#### Given data ####
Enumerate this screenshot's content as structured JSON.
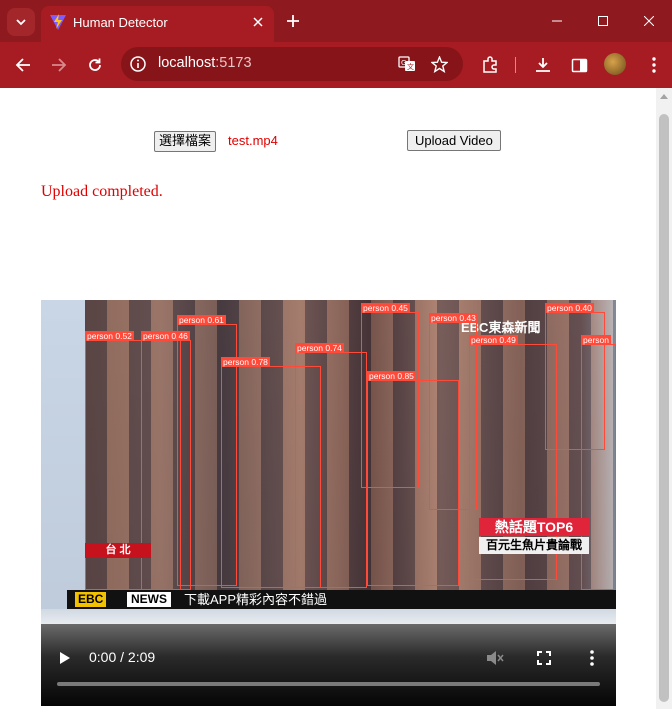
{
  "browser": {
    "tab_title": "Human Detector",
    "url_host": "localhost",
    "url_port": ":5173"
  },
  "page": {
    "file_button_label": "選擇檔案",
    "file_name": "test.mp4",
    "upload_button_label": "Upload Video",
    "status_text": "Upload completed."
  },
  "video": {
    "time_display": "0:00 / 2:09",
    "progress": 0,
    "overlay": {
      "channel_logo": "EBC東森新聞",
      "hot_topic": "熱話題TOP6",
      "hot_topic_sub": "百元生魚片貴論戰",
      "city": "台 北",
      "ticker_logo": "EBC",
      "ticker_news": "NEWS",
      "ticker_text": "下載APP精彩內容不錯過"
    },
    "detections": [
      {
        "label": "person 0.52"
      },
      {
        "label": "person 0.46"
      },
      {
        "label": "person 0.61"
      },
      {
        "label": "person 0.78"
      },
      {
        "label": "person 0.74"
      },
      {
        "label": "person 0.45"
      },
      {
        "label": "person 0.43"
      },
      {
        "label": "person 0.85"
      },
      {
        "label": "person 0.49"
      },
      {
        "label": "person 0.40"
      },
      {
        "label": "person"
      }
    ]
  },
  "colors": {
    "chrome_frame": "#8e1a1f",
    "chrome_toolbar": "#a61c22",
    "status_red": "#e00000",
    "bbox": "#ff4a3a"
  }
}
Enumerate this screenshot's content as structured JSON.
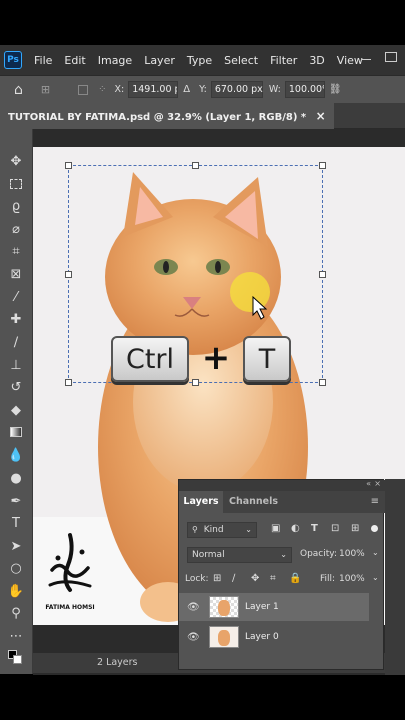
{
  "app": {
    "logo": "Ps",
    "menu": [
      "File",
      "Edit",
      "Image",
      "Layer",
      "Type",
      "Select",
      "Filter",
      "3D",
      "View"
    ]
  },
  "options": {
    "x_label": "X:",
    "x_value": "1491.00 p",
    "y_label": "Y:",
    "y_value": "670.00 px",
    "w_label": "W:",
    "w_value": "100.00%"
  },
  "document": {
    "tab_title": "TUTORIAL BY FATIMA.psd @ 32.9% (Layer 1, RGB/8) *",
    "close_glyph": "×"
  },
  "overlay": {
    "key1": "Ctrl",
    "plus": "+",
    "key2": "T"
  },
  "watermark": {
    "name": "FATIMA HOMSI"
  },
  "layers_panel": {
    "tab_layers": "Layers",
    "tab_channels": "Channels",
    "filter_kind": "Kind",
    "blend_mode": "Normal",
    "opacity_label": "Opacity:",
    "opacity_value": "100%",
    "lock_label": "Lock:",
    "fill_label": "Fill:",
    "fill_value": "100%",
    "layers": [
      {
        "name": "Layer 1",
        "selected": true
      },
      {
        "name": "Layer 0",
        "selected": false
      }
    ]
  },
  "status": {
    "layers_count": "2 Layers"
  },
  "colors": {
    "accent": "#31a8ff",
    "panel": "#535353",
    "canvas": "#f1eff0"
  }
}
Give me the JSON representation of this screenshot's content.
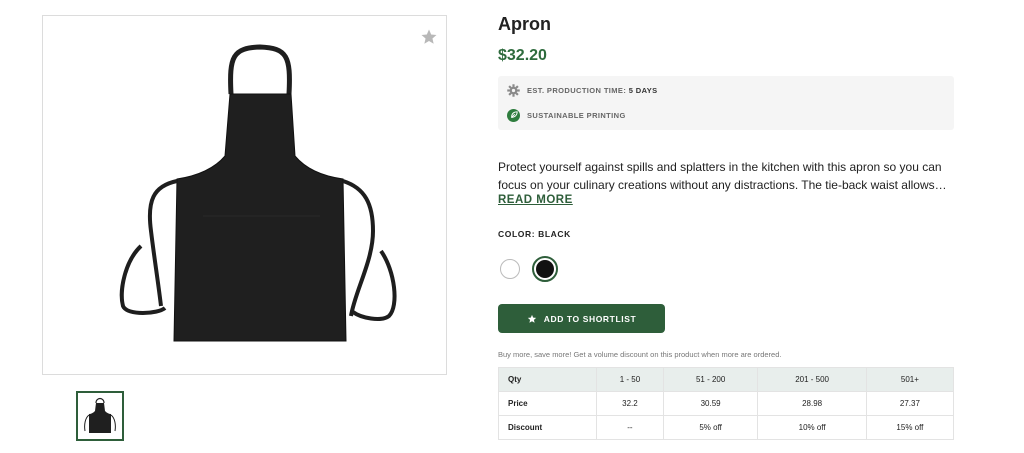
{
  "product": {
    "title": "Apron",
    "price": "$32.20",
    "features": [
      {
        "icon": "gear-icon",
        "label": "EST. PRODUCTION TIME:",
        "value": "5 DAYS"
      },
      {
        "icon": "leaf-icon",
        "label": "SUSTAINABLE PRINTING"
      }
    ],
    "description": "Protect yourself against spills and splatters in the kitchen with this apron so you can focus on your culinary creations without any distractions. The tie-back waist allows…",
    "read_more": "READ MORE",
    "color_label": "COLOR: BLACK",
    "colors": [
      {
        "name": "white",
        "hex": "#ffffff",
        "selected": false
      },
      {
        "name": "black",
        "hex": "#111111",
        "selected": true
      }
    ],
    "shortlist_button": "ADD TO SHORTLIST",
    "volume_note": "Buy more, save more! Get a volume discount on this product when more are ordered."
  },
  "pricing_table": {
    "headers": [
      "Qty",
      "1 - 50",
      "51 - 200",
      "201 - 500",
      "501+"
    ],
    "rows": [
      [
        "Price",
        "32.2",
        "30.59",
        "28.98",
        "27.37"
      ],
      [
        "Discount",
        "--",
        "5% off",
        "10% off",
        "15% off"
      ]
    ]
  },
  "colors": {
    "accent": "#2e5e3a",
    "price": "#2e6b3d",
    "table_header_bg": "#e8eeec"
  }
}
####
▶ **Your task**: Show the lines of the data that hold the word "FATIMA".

▶ **Result of this exercise**:
    "tab_title": "TUTORIAL BY FATIMA.psd @ 32.9% (Layer 1, RGB/8) *",
    "name": "FATIMA HOMSI"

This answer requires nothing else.